Dominique Manotti, Affairs of State, translated from the French by Ros Schwarz and Amanda Hopkinson (London: EuroCrime 2009 ). A breathtaking exposé of political power games and corruption in 1980s Paris 4 stars
Opening sentence: Outside, it’s sunny, summer’s round the corner, but the offices of the RGPP, the Paris police intelligence service, are dark and gloomy with their beige walls, grey lino, metallic furniture and tiny north-facing windows overlooking an interior courtyard.
In one way, Affairs of State is less a crime novel than a tale of power and corruption, in which murders are inevitable as the stakes for political survival rise. In another, though, this is a crime novel through and through, in the sense that it dissects a bewildering range of criminal behaviour and leaves the reader looking at the world of politics through somewhat jaundiced eyes.

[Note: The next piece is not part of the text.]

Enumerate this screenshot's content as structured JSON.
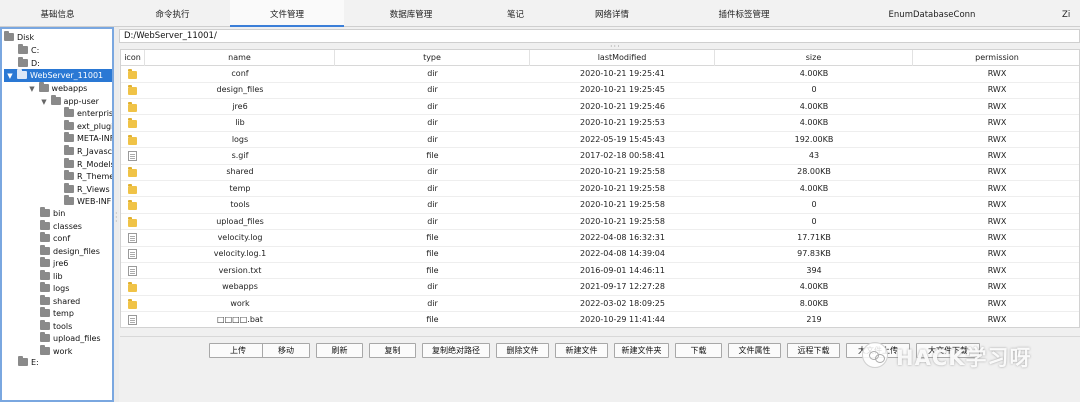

The spider at the centre of the web is François Bornand, a special advisor to the French President, who is guilty of all manner of corruption and decadence in the mid-1980s: the sinking of the Greenpeace ship Rainbow Warrior, lucrative arms deals with Iran, and a never-ending consumption of high-class call girls.

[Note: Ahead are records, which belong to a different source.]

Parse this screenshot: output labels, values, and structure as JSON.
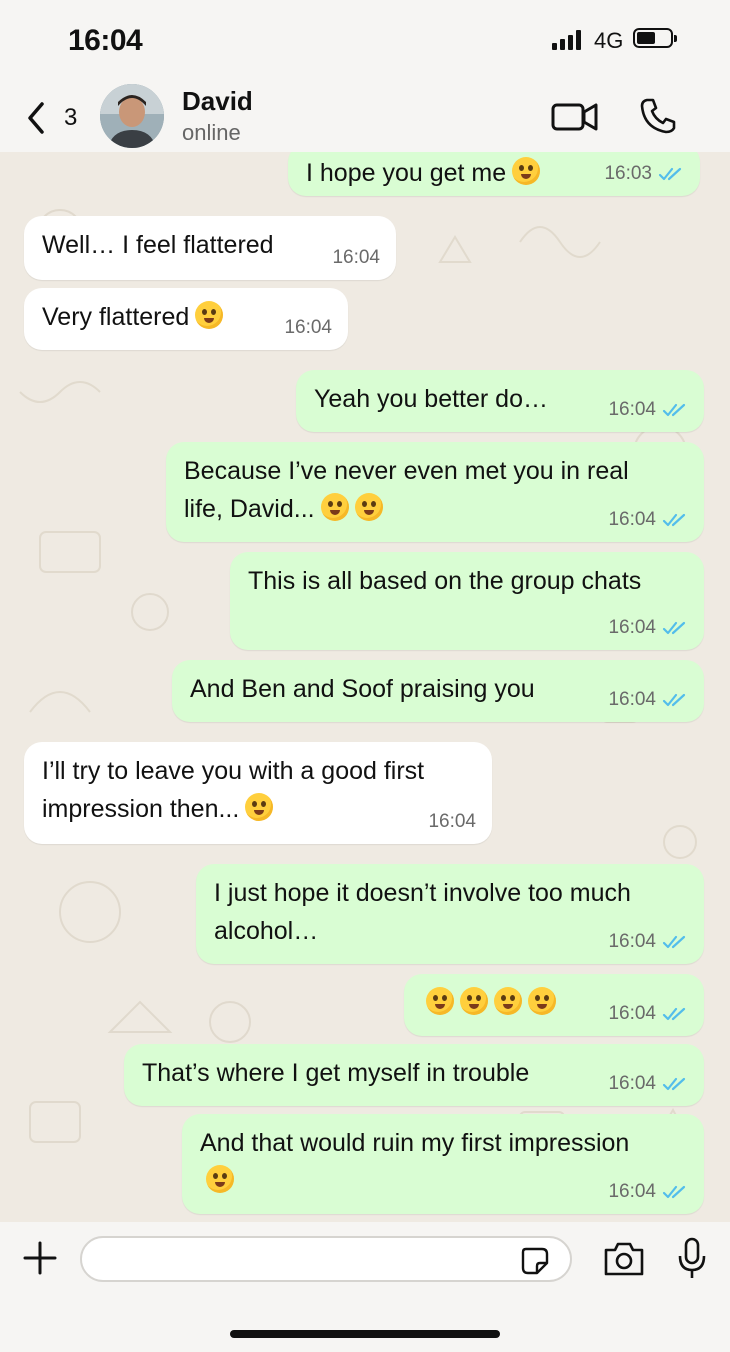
{
  "status_bar": {
    "time": "16:04",
    "network": "4G"
  },
  "header": {
    "back_count": "3",
    "contact_name": "David",
    "contact_status": "online"
  },
  "messages": [
    {
      "dir": "out",
      "text": "I hope you get me",
      "emoji_count": 1,
      "time": "16:03"
    },
    {
      "dir": "in",
      "text": "Well… I feel flattered",
      "emoji_count": 0,
      "time": "16:04"
    },
    {
      "dir": "in",
      "text": "Very flattered",
      "emoji_count": 1,
      "time": "16:04"
    },
    {
      "dir": "out",
      "text": "Yeah you better do…",
      "emoji_count": 0,
      "time": "16:04"
    },
    {
      "dir": "out",
      "text": "Because I’ve never even met you in real\nlife, David...",
      "emoji_count": 2,
      "time": "16:04"
    },
    {
      "dir": "out",
      "text": "This is all based on the group chats",
      "emoji_count": 0,
      "time": "16:04"
    },
    {
      "dir": "out",
      "text": "And Ben and Soof praising you",
      "emoji_count": 0,
      "time": "16:04"
    },
    {
      "dir": "in",
      "text": "I’ll try to leave you with a good first\nimpression then...",
      "emoji_count": 1,
      "time": "16:04"
    },
    {
      "dir": "out",
      "text": "I just hope it doesn’t involve too much\nalcohol…",
      "emoji_count": 0,
      "time": "16:04"
    },
    {
      "dir": "out",
      "text": "",
      "emoji_count": 4,
      "time": "16:04"
    },
    {
      "dir": "out",
      "text": "That’s where I get myself in trouble",
      "emoji_count": 0,
      "time": "16:04"
    },
    {
      "dir": "out",
      "text": "And that would ruin my first impression\n",
      "emoji_count": 1,
      "time": "16:04"
    }
  ],
  "input": {
    "placeholder": ""
  },
  "colors": {
    "outgoing_bubble": "#d9fdd3",
    "incoming_bubble": "#ffffff",
    "read_ticks": "#53bdeb",
    "chat_background": "#efeae2"
  },
  "icons": [
    "back-chevron-icon",
    "video-call-icon",
    "phone-icon",
    "plus-icon",
    "sticker-icon",
    "camera-icon",
    "microphone-icon",
    "read-receipt-icon",
    "emoji-icon"
  ]
}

Bornand is the ultimate survivor, and when information about his illicit activities threatens to reach the press, he uses a maverick security unit based at the Elysée, the very heart of the French political establishment, to protect his empire. As the bodies pile up, the novel focuses less on the puzzle of who commits each crime (readers are privy to the identities of all the murderers), than on the investigative efforts of the police and intelligence service, who would like nothing more than to bring Bornand down. In the process, we are shown the fascinating journey of rookie policewoman Noria Ghozali, who starts out at the periphery of the investigation, but makes the crucial shift into intelligence work by the end of the novel. Like one of the murder victims, Ghozali is of Arab extraction, and her battle for acceptance within the police force and wider society allows Manotti to examine French attitudes to gender and race in an uncompromising and very effective way.

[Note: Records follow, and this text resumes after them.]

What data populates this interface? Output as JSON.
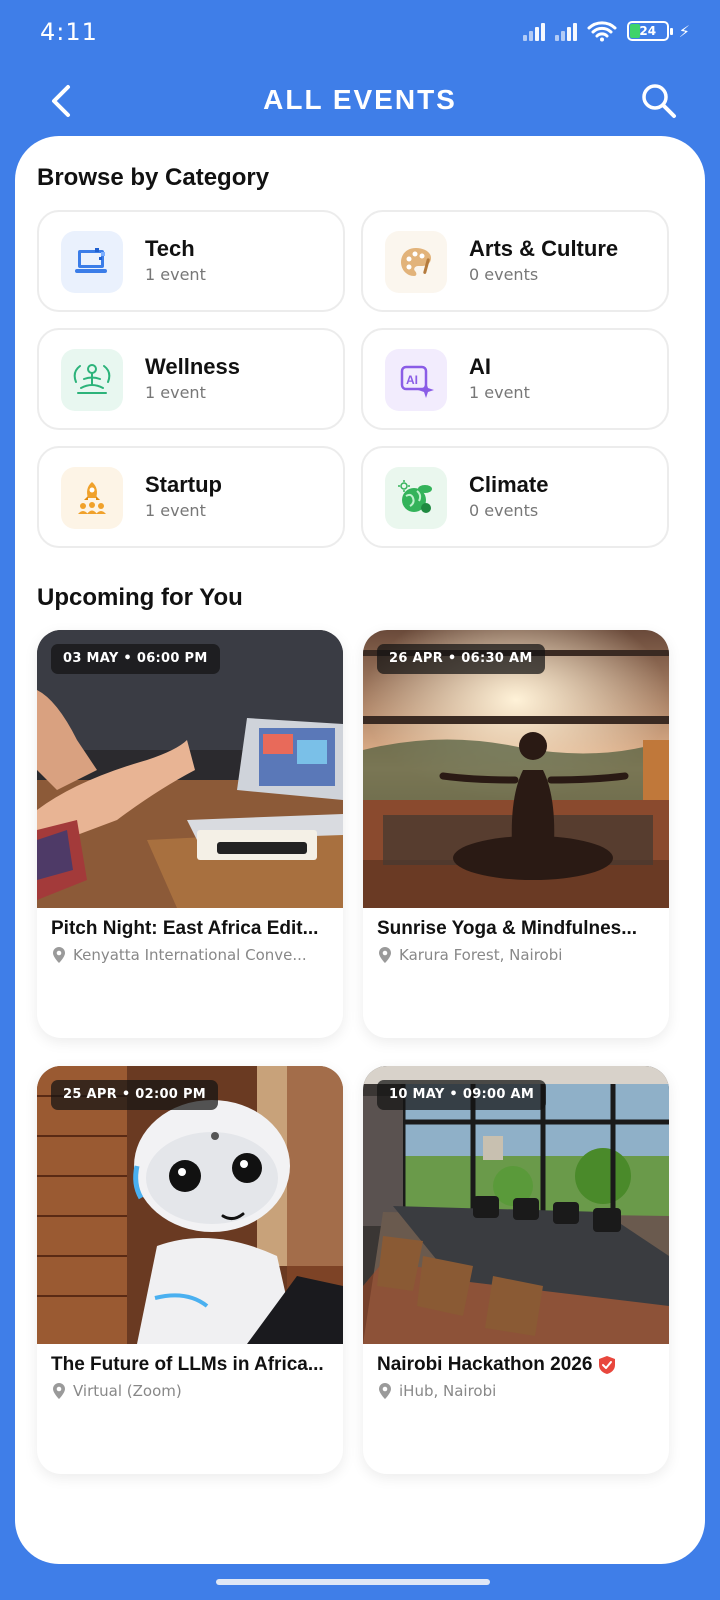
{
  "status_bar": {
    "time": "4:11",
    "battery": "24"
  },
  "header": {
    "title": "ALL EVENTS",
    "back_icon": "chevron-left-icon",
    "search_icon": "search-icon"
  },
  "categories_section": {
    "title": "Browse by Category",
    "items": [
      {
        "name": "Tech",
        "count": "1 event",
        "icon": "laptop-icon",
        "icon_bg": "#eaf1fd",
        "icon_color": "#3b7de8"
      },
      {
        "name": "Arts & Culture",
        "count": "0 events",
        "icon": "palette-icon",
        "icon_bg": "#fbf6ee",
        "icon_color": "#d9a66a"
      },
      {
        "name": "Wellness",
        "count": "1 event",
        "icon": "meditation-icon",
        "icon_bg": "#e8f7f0",
        "icon_color": "#2cb37a"
      },
      {
        "name": "AI",
        "count": "1 event",
        "icon": "ai-sparkle-icon",
        "icon_bg": "#f2ecfd",
        "icon_color": "#8a5ce6"
      },
      {
        "name": "Startup",
        "count": "1 event",
        "icon": "rocket-team-icon",
        "icon_bg": "#fdf4e6",
        "icon_color": "#f0a12b"
      },
      {
        "name": "Climate",
        "count": "0 events",
        "icon": "globe-leaf-icon",
        "icon_bg": "#eaf7ee",
        "icon_color": "#34b35a"
      }
    ]
  },
  "upcoming_section": {
    "title": "Upcoming for You",
    "events": [
      {
        "date": "03 MAY • 06:00 PM",
        "title": "Pitch Night: East Africa Edit...",
        "location": "Kenyatta International Conve...",
        "image": "pitch-meeting-photo",
        "verified": false
      },
      {
        "date": "26 APR • 06:30 AM",
        "title": "Sunrise Yoga & Mindfulnes...",
        "location": "Karura Forest, Nairobi",
        "image": "sunrise-yoga-photo",
        "verified": false
      },
      {
        "date": "25 APR • 02:00 PM",
        "title": "The Future of LLMs in Africa...",
        "location": "Virtual (Zoom)",
        "image": "robot-photo",
        "verified": false
      },
      {
        "date": "10 MAY • 09:00 AM",
        "title": "Nairobi Hackathon 2026",
        "location": "iHub, Nairobi",
        "image": "conference-room-photo",
        "verified": true
      }
    ]
  },
  "colors": {
    "brand": "#3f7ee8",
    "verified_badge": "#e8473d"
  }
}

What’s particularly fascinating about the novel is how closely it dares to reference the reality of French politics in the 1980s. The original title of the novel is Nos fantastique années fric, or ‘our fantastic years of dosh’, and Manotti sets out to critique what she describes in her afterword as ‘this decade in which money came to represent, for an entire political class, an end and a value in itself’. Particular venom is reserved for the Socialists who came to power with Mitterrand and who ‘assumed and practiced their new religion with the zeal of neophytes’. A professor of economic history in Paris, Manotti demonstrates an acute understanding of the corrupting influence of money in political life – and this is really the novel’s central theme. Bornand appears to be a composite of several politicians of the time, outwardly respectable but tainted by a Vichy past, and bears a particularly marked resemblance to one individual (as I learned from Véronique Desnain’s paper at the Belfast ‘States of Crime’ conference). Manotti sails remarkably close to the wind here, and I salute her bravery in doing so.
That having been said, there are elements of the narrative that are overly melodramatic, especially towards the end of the novel. But I suspect these are designed as symbolic indicators of corruption more than anything else – and they didn’t overly detract from the power of the narrative.
One lovely extra detail: it’s noted on the inside front cover that ‘this book is supported by the French Ministry of Foreign Affairs’!
A film of the novel, entitled Une affaire d’État, was released in 2009.
Mrs. Peabody awards State of Affairs an intrigue-filled 4 stars.